> _Your goal_: Every entry is to be set down a second time, precisely as written.

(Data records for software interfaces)
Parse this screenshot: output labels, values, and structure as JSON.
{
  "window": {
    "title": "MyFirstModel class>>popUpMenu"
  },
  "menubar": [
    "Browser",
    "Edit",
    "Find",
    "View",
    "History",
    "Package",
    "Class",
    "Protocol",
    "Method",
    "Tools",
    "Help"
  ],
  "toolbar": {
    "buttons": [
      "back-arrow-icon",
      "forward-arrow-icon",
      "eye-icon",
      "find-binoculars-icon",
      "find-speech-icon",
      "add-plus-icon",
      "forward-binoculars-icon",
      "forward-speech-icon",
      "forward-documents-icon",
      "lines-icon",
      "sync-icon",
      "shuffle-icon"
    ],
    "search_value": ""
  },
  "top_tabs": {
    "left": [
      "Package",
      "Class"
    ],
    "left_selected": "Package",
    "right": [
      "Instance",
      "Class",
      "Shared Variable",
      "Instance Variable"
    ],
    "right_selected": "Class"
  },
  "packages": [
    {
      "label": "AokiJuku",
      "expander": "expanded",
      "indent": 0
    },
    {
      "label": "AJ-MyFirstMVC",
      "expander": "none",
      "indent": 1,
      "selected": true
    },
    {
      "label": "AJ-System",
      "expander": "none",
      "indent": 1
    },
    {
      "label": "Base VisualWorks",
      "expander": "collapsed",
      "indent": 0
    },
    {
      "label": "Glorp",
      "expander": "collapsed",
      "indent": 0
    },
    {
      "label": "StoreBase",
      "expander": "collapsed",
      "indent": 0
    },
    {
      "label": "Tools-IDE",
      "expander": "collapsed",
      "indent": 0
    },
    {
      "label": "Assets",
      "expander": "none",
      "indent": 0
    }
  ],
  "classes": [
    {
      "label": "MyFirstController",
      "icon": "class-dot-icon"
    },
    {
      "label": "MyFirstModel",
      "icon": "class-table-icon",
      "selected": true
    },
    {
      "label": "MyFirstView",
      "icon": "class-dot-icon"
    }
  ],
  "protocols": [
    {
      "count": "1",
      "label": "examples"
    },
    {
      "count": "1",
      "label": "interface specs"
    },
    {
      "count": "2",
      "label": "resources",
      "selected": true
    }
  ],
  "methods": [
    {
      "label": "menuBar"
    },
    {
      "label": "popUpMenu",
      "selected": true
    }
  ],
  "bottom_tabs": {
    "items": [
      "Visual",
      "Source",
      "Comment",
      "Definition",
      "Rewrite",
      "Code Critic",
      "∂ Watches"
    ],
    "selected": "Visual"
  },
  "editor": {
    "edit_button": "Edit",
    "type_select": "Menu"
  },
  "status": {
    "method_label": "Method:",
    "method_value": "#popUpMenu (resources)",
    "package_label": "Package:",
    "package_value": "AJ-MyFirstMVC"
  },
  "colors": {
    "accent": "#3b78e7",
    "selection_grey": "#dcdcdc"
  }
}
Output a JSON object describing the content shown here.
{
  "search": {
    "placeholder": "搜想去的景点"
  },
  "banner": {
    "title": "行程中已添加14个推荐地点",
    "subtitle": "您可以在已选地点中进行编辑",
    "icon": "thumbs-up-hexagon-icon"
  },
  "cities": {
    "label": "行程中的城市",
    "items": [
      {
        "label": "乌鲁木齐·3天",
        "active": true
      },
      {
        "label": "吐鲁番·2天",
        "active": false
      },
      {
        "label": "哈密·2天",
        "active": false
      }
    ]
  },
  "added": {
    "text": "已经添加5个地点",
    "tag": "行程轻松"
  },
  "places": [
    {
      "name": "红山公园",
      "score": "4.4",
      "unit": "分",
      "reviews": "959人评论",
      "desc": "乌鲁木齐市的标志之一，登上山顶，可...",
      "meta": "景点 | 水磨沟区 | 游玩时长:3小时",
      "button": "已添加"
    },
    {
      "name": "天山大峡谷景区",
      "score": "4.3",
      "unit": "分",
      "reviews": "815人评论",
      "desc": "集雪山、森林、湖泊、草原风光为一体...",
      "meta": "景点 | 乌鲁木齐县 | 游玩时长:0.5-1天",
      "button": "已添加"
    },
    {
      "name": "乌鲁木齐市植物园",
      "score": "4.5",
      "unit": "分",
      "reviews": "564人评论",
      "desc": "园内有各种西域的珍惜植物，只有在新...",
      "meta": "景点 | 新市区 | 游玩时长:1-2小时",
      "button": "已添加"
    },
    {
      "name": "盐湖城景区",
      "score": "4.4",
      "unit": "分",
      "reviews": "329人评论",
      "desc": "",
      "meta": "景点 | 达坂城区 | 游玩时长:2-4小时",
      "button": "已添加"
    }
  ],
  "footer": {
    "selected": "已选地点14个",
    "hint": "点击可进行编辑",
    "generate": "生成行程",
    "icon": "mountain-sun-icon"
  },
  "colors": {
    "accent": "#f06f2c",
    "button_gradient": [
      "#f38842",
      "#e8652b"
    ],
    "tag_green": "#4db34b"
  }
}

> _Result for this exercise_:
Parse this screenshot: output labels, values, and structure as JSON.
{
  "window": {
    "title": "MyFirstModel class>>popUpMenu"
  },
  "menubar": [
    "Browser",
    "Edit",
    "Find",
    "View",
    "History",
    "Package",
    "Class",
    "Protocol",
    "Method",
    "Tools",
    "Help"
  ],
  "toolbar": {
    "buttons": [
      "back-arrow-icon",
      "forward-arrow-icon",
      "eye-icon",
      "find-binoculars-icon",
      "find-speech-icon",
      "add-plus-icon",
      "forward-binoculars-icon",
      "forward-speech-icon",
      "forward-documents-icon",
      "lines-icon",
      "sync-icon",
      "shuffle-icon"
    ],
    "search_value": ""
  },
  "top_tabs": {
    "left": [
      "Package",
      "Class"
    ],
    "left_selected": "Package",
    "right": [
      "Instance",
      "Class",
      "Shared Variable",
      "Instance Variable"
    ],
    "right_selected": "Class"
  },
  "packages": [
    {
      "label": "AokiJuku",
      "expander": "expanded",
      "indent": 0
    },
    {
      "label": "AJ-MyFirstMVC",
      "expander": "none",
      "indent": 1,
      "selected": true
    },
    {
      "label": "AJ-System",
      "expander": "none",
      "indent": 1
    },
    {
      "label": "Base VisualWorks",
      "expander": "collapsed",
      "indent": 0
    },
    {
      "label": "Glorp",
      "expander": "collapsed",
      "indent": 0
    },
    {
      "label": "StoreBase",
      "expander": "collapsed",
      "indent": 0
    },
    {
      "label": "Tools-IDE",
      "expander": "collapsed",
      "indent": 0
    },
    {
      "label": "Assets",
      "expander": "none",
      "indent": 0
    }
  ],
  "classes": [
    {
      "label": "MyFirstController",
      "icon": "class-dot-icon"
    },
    {
      "label": "MyFirstModel",
      "icon": "class-table-icon",
      "selected": true
    },
    {
      "label": "MyFirstView",
      "icon": "class-dot-icon"
    }
  ],
  "protocols": [
    {
      "count": "1",
      "label": "examples"
    },
    {
      "count": "1",
      "label": "interface specs"
    },
    {
      "count": "2",
      "label": "resources",
      "selected": true
    }
  ],
  "methods": [
    {
      "label": "menuBar"
    },
    {
      "label": "popUpMenu",
      "selected": true
    }
  ],
  "bottom_tabs": {
    "items": [
      "Visual",
      "Source",
      "Comment",
      "Definition",
      "Rewrite",
      "Code Critic",
      "∂ Watches"
    ],
    "selected": "Visual"
  },
  "editor": {
    "edit_button": "Edit",
    "type_select": "Menu"
  },
  "status": {
    "method_label": "Method:",
    "method_value": "#popUpMenu (resources)",
    "package_label": "Package:",
    "package_value": "AJ-MyFirstMVC"
  },
  "colors": {
    "accent": "#3b78e7",
    "selection_grey": "#dcdcdc"
  }
}
Output a JSON object describing the content shown here.
{
  "search": {
    "placeholder": "搜想去的景点"
  },
  "banner": {
    "title": "行程中已添加14个推荐地点",
    "subtitle": "您可以在已选地点中进行编辑",
    "icon": "thumbs-up-hexagon-icon"
  },
  "cities": {
    "label": "行程中的城市",
    "items": [
      {
        "label": "乌鲁木齐·3天",
        "active": true
      },
      {
        "label": "吐鲁番·2天",
        "active": false
      },
      {
        "label": "哈密·2天",
        "active": false
      }
    ]
  },
  "added": {
    "text": "已经添加5个地点",
    "tag": "行程轻松"
  },
  "places": [
    {
      "name": "红山公园",
      "score": "4.4",
      "unit": "分",
      "reviews": "959人评论",
      "desc": "乌鲁木齐市的标志之一，登上山顶，可...",
      "meta": "景点 | 水磨沟区 | 游玩时长:3小时",
      "button": "已添加"
    },
    {
      "name": "天山大峡谷景区",
      "score": "4.3",
      "unit": "分",
      "reviews": "815人评论",
      "desc": "集雪山、森林、湖泊、草原风光为一体...",
      "meta": "景点 | 乌鲁木齐县 | 游玩时长:0.5-1天",
      "button": "已添加"
    },
    {
      "name": "乌鲁木齐市植物园",
      "score": "4.5",
      "unit": "分",
      "reviews": "564人评论",
      "desc": "园内有各种西域的珍惜植物，只有在新...",
      "meta": "景点 | 新市区 | 游玩时长:1-2小时",
      "button": "已添加"
    },
    {
      "name": "盐湖城景区",
      "score": "4.4",
      "unit": "分",
      "reviews": "329人评论",
      "desc": "",
      "meta": "景点 | 达坂城区 | 游玩时长:2-4小时",
      "button": "已添加"
    }
  ],
  "footer": {
    "selected": "已选地点14个",
    "hint": "点击可进行编辑",
    "generate": "生成行程",
    "icon": "mountain-sun-icon"
  },
  "colors": {
    "accent": "#f06f2c",
    "button_gradient": [
      "#f38842",
      "#e8652b"
    ],
    "tag_green": "#4db34b"
  }
}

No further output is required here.